JL: Did anything of the Caribbean Artists Movement survive?

GR: Well as I said people started moving out of England around the late sixties. So the centre could not hold. Braithwaite went back to Jamaica where he had been teaching. He finished his historical research which came out as the Development of Creole Society. Andrew Salkey migrated to the US, Sam Selvon to Canada and I ended up here. The late John La Rose remained in England and did what he could through New Beacon and the Book Fair that ran from the 70’s into the late 80’s or maybe even the early 90’s. I would say the Book fair became the big thing that took over and became the successor of the Caribbean Artists Movement. I know they brought out a big publication on it and Ann Wongsley did her book on the Caribbean Artists Movement which became her PhD thesis so it’s documented. I guess the Caribbean Artists Movement served its purpose for that period of time and then things moved on.

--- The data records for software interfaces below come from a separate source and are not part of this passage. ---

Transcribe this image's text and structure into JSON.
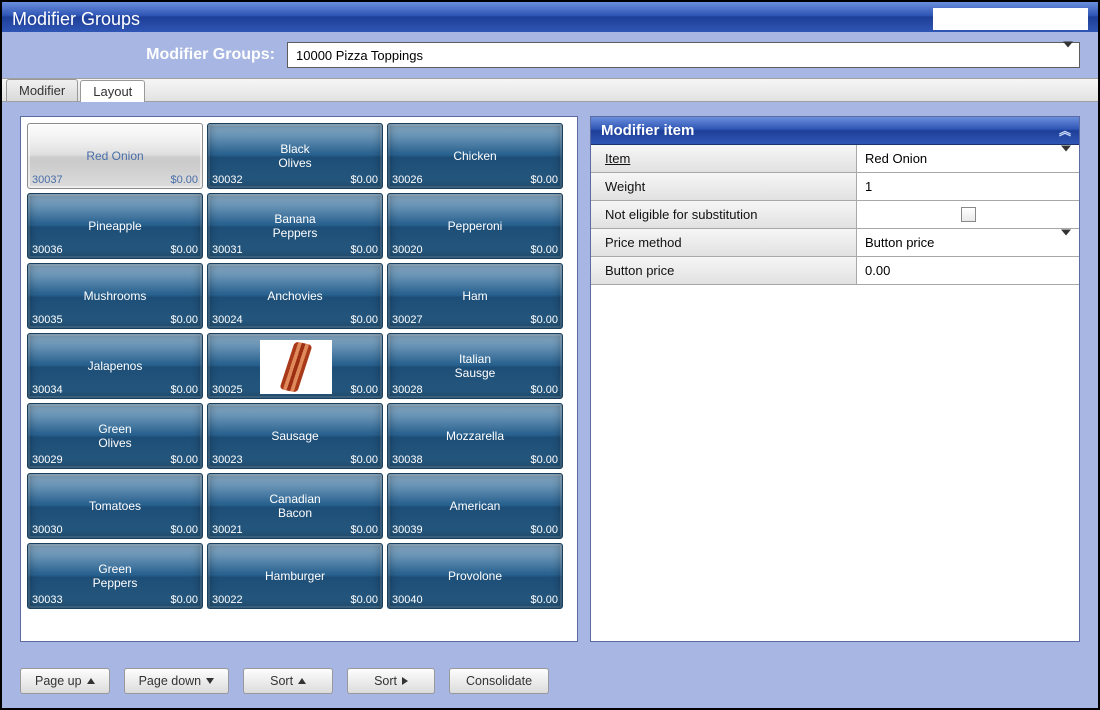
{
  "title": "Modifier Groups",
  "selector": {
    "label": "Modifier Groups:",
    "value": "10000 Pizza Toppings"
  },
  "tabs": [
    {
      "label": "Modifier",
      "active": false
    },
    {
      "label": "Layout",
      "active": true
    }
  ],
  "grid": {
    "items": [
      {
        "id": "30037",
        "label": "Red Onion",
        "price": "$0.00",
        "selected": true
      },
      {
        "id": "30032",
        "label": "Black\nOlives",
        "price": "$0.00"
      },
      {
        "id": "30026",
        "label": "Chicken",
        "price": "$0.00"
      },
      {
        "id": "30036",
        "label": "Pineapple",
        "price": "$0.00"
      },
      {
        "id": "30031",
        "label": "Banana\nPeppers",
        "price": "$0.00"
      },
      {
        "id": "30020",
        "label": "Pepperoni",
        "price": "$0.00"
      },
      {
        "id": "30035",
        "label": "Mushrooms",
        "price": "$0.00"
      },
      {
        "id": "30024",
        "label": "Anchovies",
        "price": "$0.00"
      },
      {
        "id": "30027",
        "label": "Ham",
        "price": "$0.00"
      },
      {
        "id": "30034",
        "label": "Jalapenos",
        "price": "$0.00"
      },
      {
        "id": "30025",
        "label": "",
        "price": "$0.00",
        "image": "bacon"
      },
      {
        "id": "30028",
        "label": "Italian\nSausge",
        "price": "$0.00"
      },
      {
        "id": "30029",
        "label": "Green\nOlives",
        "price": "$0.00"
      },
      {
        "id": "30023",
        "label": "Sausage",
        "price": "$0.00"
      },
      {
        "id": "30038",
        "label": "Mozzarella",
        "price": "$0.00"
      },
      {
        "id": "30030",
        "label": "Tomatoes",
        "price": "$0.00"
      },
      {
        "id": "30021",
        "label": "Canadian\nBacon",
        "price": "$0.00"
      },
      {
        "id": "30039",
        "label": "American",
        "price": "$0.00"
      },
      {
        "id": "30033",
        "label": "Green\nPeppers",
        "price": "$0.00"
      },
      {
        "id": "30022",
        "label": "Hamburger",
        "price": "$0.00"
      },
      {
        "id": "30040",
        "label": "Provolone",
        "price": "$0.00"
      }
    ]
  },
  "modifier_item": {
    "title": "Modifier item",
    "rows": {
      "item_label": "Item",
      "item_value": "Red Onion",
      "weight_label": "Weight",
      "weight_value": "1",
      "not_eligible_label": "Not eligible for substitution",
      "price_method_label": "Price method",
      "price_method_value": "Button price",
      "button_price_label": "Button price",
      "button_price_value": "0.00"
    }
  },
  "buttons": {
    "page_up": "Page up",
    "page_down": "Page down",
    "sort_up": "Sort",
    "sort_right": "Sort",
    "consolidate": "Consolidate"
  }
}
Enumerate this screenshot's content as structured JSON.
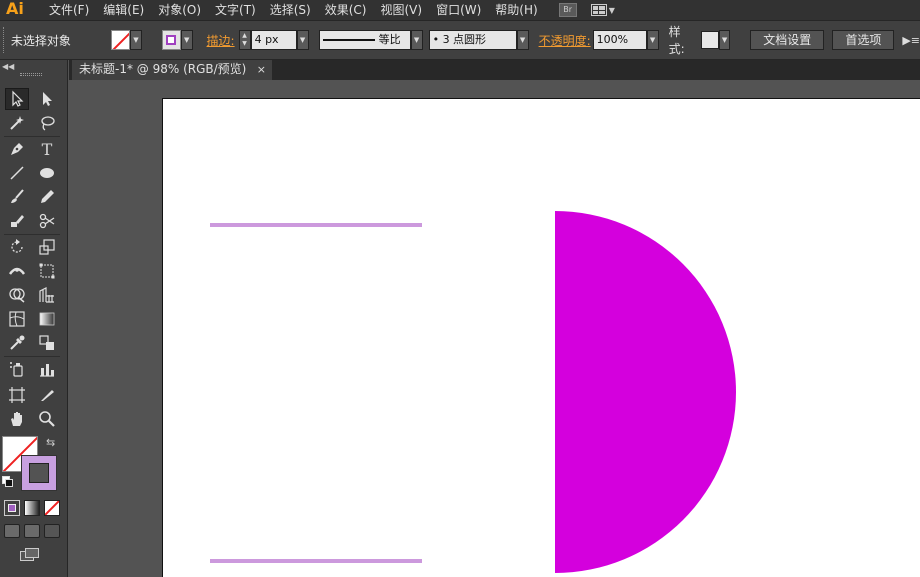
{
  "app": {
    "logo": "Ai",
    "bridge_label": "Br"
  },
  "menu": [
    {
      "label": "文件(F)"
    },
    {
      "label": "编辑(E)"
    },
    {
      "label": "对象(O)"
    },
    {
      "label": "文字(T)"
    },
    {
      "label": "选择(S)"
    },
    {
      "label": "效果(C)"
    },
    {
      "label": "视图(V)"
    },
    {
      "label": "窗口(W)"
    },
    {
      "label": "帮助(H)"
    }
  ],
  "control_bar": {
    "selection_state": "未选择对象",
    "stroke_label": "描边:",
    "stroke_weight": "4 px",
    "profile_label": "等比",
    "brush_label": "• 3 点圆形",
    "opacity_label": "不透明度:",
    "opacity_value": "100%",
    "style_label": "样式:",
    "doc_setup_button": "文档设置",
    "prefs_button": "首选项"
  },
  "document_tab": {
    "title": "未标题-1* @ 98% (RGB/预览)",
    "close_glyph": "×"
  },
  "tools": [
    {
      "name": "selection-tool-icon"
    },
    {
      "name": "direct-selection-tool-icon"
    },
    {
      "name": "magic-wand-tool-icon"
    },
    {
      "name": "lasso-tool-icon"
    },
    {
      "name": "pen-tool-icon"
    },
    {
      "name": "type-tool-icon",
      "glyph": "T"
    },
    {
      "name": "line-segment-tool-icon"
    },
    {
      "name": "ellipse-tool-icon"
    },
    {
      "name": "paintbrush-tool-icon"
    },
    {
      "name": "pencil-tool-icon"
    },
    {
      "name": "blob-brush-tool-icon"
    },
    {
      "name": "scissors-tool-icon"
    },
    {
      "name": "rotate-tool-icon"
    },
    {
      "name": "scale-tool-icon"
    },
    {
      "name": "width-tool-icon"
    },
    {
      "name": "free-transform-tool-icon"
    },
    {
      "name": "shape-builder-tool-icon"
    },
    {
      "name": "perspective-grid-tool-icon"
    },
    {
      "name": "mesh-tool-icon"
    },
    {
      "name": "gradient-tool-icon"
    },
    {
      "name": "eyedropper-tool-icon"
    },
    {
      "name": "blend-tool-icon"
    },
    {
      "name": "symbol-sprayer-tool-icon"
    },
    {
      "name": "column-graph-tool-icon"
    },
    {
      "name": "artboard-tool-icon"
    },
    {
      "name": "slice-tool-icon"
    },
    {
      "name": "hand-tool-icon"
    },
    {
      "name": "zoom-tool-icon"
    }
  ],
  "colors": {
    "accent_orange": "#f29b30",
    "line_color": "#cc99dd",
    "semicircle_fill": "#d400dd",
    "stroke_swatch": "#c8a0e0"
  },
  "zoom_level": "98%"
}
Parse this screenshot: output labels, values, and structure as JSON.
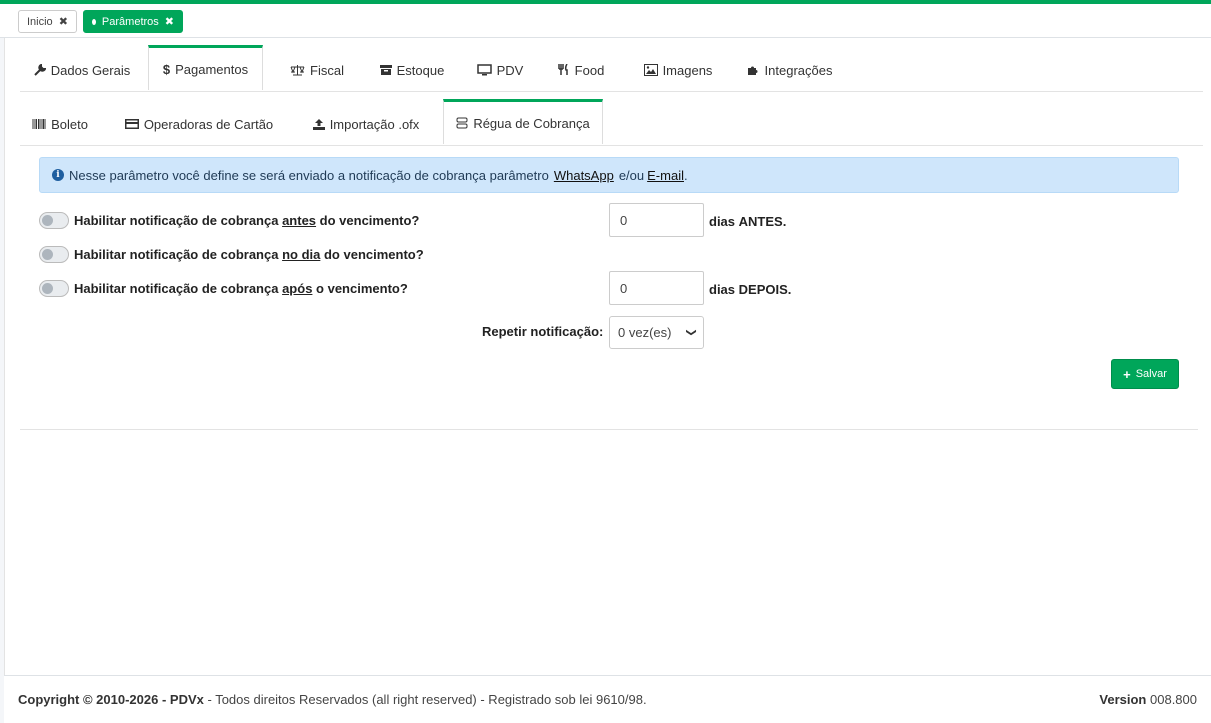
{
  "top_tabs": [
    {
      "label": "Inicio",
      "close": "✖"
    },
    {
      "label": "Parâmetros",
      "close": "✖"
    }
  ],
  "main_tabs": [
    {
      "label": "Dados Gerais",
      "icon": "wrench-icon"
    },
    {
      "label": "Pagamentos",
      "icon": "dollar-icon"
    },
    {
      "label": "Fiscal",
      "icon": "balance-scale-icon"
    },
    {
      "label": "Estoque",
      "icon": "archive-icon"
    },
    {
      "label": "PDV",
      "icon": "monitor-icon"
    },
    {
      "label": "Food",
      "icon": "utensils-icon"
    },
    {
      "label": "Imagens",
      "icon": "image-icon"
    },
    {
      "label": "Integrações",
      "icon": "puzzle-icon"
    }
  ],
  "sub_tabs": [
    {
      "label": "Boleto",
      "icon": "barcode-icon"
    },
    {
      "label": "Operadoras de Cartão",
      "icon": "credit-card-icon"
    },
    {
      "label": "Importação .ofx",
      "icon": "upload-icon"
    },
    {
      "label": "Régua de Cobrança",
      "icon": "database-icon"
    }
  ],
  "alert": {
    "text_before": "Nesse parâmetro você define se será enviado a notificação de cobrança parâmetro",
    "link1": "WhatsApp",
    "middle": "e/ou",
    "link2": "E-mail",
    "end": "."
  },
  "options": {
    "before": {
      "pre": "Habilitar notificação de cobrança",
      "emph": "antes",
      "post": "do vencimento?",
      "value": "0",
      "suffix_pre": "dias",
      "suffix_emph": "ANTES."
    },
    "same_day": {
      "pre": "Habilitar notificação de cobrança",
      "emph": "no dia",
      "post": "do vencimento?"
    },
    "after": {
      "pre": "Habilitar notificação de cobrança",
      "emph": "após",
      "post": "o vencimento?",
      "value": "0",
      "suffix_pre": "dias",
      "suffix_emph": "DEPOIS."
    }
  },
  "repeat": {
    "label": "Repetir notificação:",
    "selected": "0 vez(es)"
  },
  "save_button": "Salvar",
  "footer": {
    "copyright_bold": "Copyright © 2010-2026 - PDVx",
    "copyright_rest": " - Todos direitos Reservados (all right reserved) - Registrado sob lei 9610/98.",
    "version_label": "Version",
    "version_value": "008.800"
  },
  "colors": {
    "accent": "#00a65a",
    "alert_bg": "#cfe6fb"
  }
}
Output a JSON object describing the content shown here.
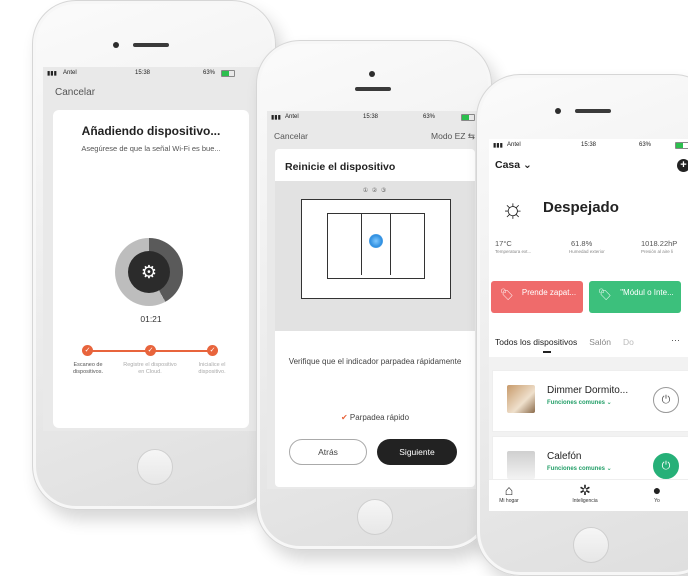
{
  "phone1": {
    "status": {
      "carrier": "Antel",
      "time": "15:38",
      "battery": "63%"
    },
    "cancel_label": "Cancelar",
    "title": "Añadiendo dispositivo...",
    "subtitle": "Asegúrese de que la señal Wi-Fi es bue...",
    "timer": "01:21",
    "progress": 0.42,
    "steps": [
      {
        "label": "Escaneo de dispositivos.",
        "done": true
      },
      {
        "label": "Registre el dispositivo en Cloud.",
        "done": true
      },
      {
        "label": "Inicialice el dispositivo.",
        "done": true
      }
    ]
  },
  "phone2": {
    "status": {
      "carrier": "Antel",
      "time": "15:38",
      "battery": "63%"
    },
    "cancel_label": "Cancelar",
    "mode_label": "Modo EZ ⇆",
    "title": "Reinicie el dispositivo",
    "step_indicator": "① ② ③",
    "verify_text": "Verifique que el indicador parpadea rápidamente",
    "check_label": "Parpadea rápido",
    "back_label": "Atrás",
    "next_label": "Siguiente"
  },
  "phone3": {
    "status": {
      "carrier": "Antel",
      "time": "15:38",
      "battery": "63%"
    },
    "home_label": "Casa ⌄",
    "weather": "Despejado",
    "temp": {
      "value": "17°C",
      "label": "Temperatura ext..."
    },
    "humidity": {
      "value": "61.8%",
      "label": "Humedad exterior"
    },
    "pressure": {
      "value": "1018.22hP",
      "label": "Presión al aire li"
    },
    "scenes": [
      {
        "label": "Prende zapat...",
        "color": "#ef6b6b"
      },
      {
        "label": "\"Módul o Inte...",
        "color": "#3cc07c"
      }
    ],
    "tabs": [
      "Todos los dispositivos",
      "Salón",
      "Do"
    ],
    "devices": [
      {
        "name": "Dimmer Dormito...",
        "sub": "Funciones comunes ⌄",
        "on": false
      },
      {
        "name": "Calefón",
        "sub": "Funciones comunes ⌄",
        "on": true
      }
    ],
    "nav": [
      {
        "label": "Mi hogar",
        "icon": "home-icon"
      },
      {
        "label": "Inteligencia",
        "icon": "scene-icon"
      },
      {
        "label": "Yo",
        "icon": "user-icon"
      }
    ]
  }
}
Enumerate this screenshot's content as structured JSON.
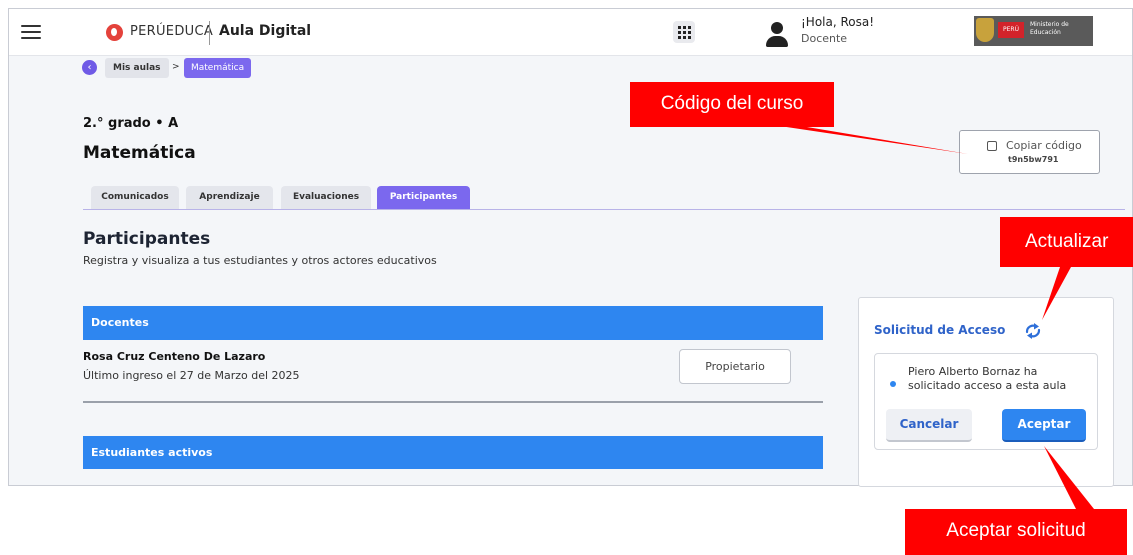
{
  "header": {
    "brand": "PERÚEDUCA",
    "app_name": "Aula Digital",
    "greeting": "¡Hola, Rosa!",
    "role": "Docente",
    "ministry_flag": "PERÚ",
    "ministry_name": "Ministerio de Educación"
  },
  "breadcrumb": {
    "back_icon": "chevron-left-icon",
    "home": "Mis aulas",
    "separator": ">",
    "current": "Matemática"
  },
  "course": {
    "grade": "2.° grado • A",
    "title": "Matemática",
    "copy_label": "Copiar código",
    "code": "t9n5bw791"
  },
  "tabs": [
    {
      "label": "Comunicados",
      "active": false
    },
    {
      "label": "Aprendizaje",
      "active": false
    },
    {
      "label": "Evaluaciones",
      "active": false
    },
    {
      "label": "Participantes",
      "active": true
    }
  ],
  "participants": {
    "title": "Participantes",
    "subtitle": "Registra y visualiza a tus estudiantes y otros actores educativos",
    "teachers_header": "Docentes",
    "teacher_name": "Rosa Cruz Centeno De Lazaro",
    "teacher_last_login": "Último ingreso el 27 de Marzo del 2025",
    "teacher_role": "Propietario",
    "students_header": "Estudiantes activos"
  },
  "access_request": {
    "title": "Solicitud de Acceso",
    "message": "Piero Alberto Bornaz ha solicitado acceso a esta aula",
    "cancel": "Cancelar",
    "accept": "Aceptar"
  },
  "annotations": {
    "course_code": "Código del curso",
    "refresh": "Actualizar",
    "accept_request": "Aceptar solicitud"
  },
  "colors": {
    "accent_purple": "#7b68ee",
    "primary_blue": "#2e86f0",
    "annotation_red": "#ff0000"
  }
}
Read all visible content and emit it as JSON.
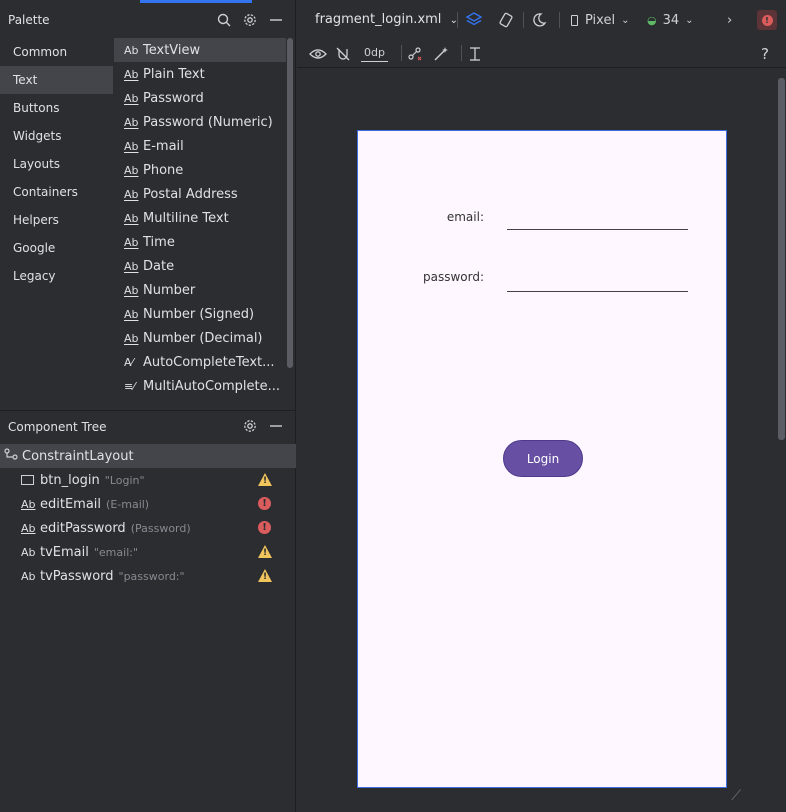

JL: Beside the Caribbean Artists Movement, was there a wider community of Caribbean people where you were in Birmingham?

GR: Actually, a group of us there….Trinidadians and Guyanese mainly were making our steel pans, playing them and touring too! We got invitations to play in various places as far north as Edinburgh, as far south as Plymouth and Dartmouth on the southern coast. This enabled me to see a lot England learn something about the pan. So that was a nice sort of cultural experience for me. The other thing was I played cricket on the vacation team mainly to keep fit in my case. With all the potatoes, I had gained a lot of weight moving from one hundred and sixty five pounds when I was at Mona to nearly two hundred and twenty pounds when I came back from England.

JL: Thanks so much Gordon for sharing your time with me and I look forward to continuing this conversation with you as we journey back home to the Caribbean next time.

GR: It was my pleasure and can I please have a copy of the tape.

In the next installment, Gordon Rohlehr reflects on how this fervour to define self,
create discourse and generate conversation and quarrel continued in the various
venues of the Caribbean home in what he describes as a tributary of what had begun
to happen in the Caribbean Artists Movement in England.

One love
Josanne Leonard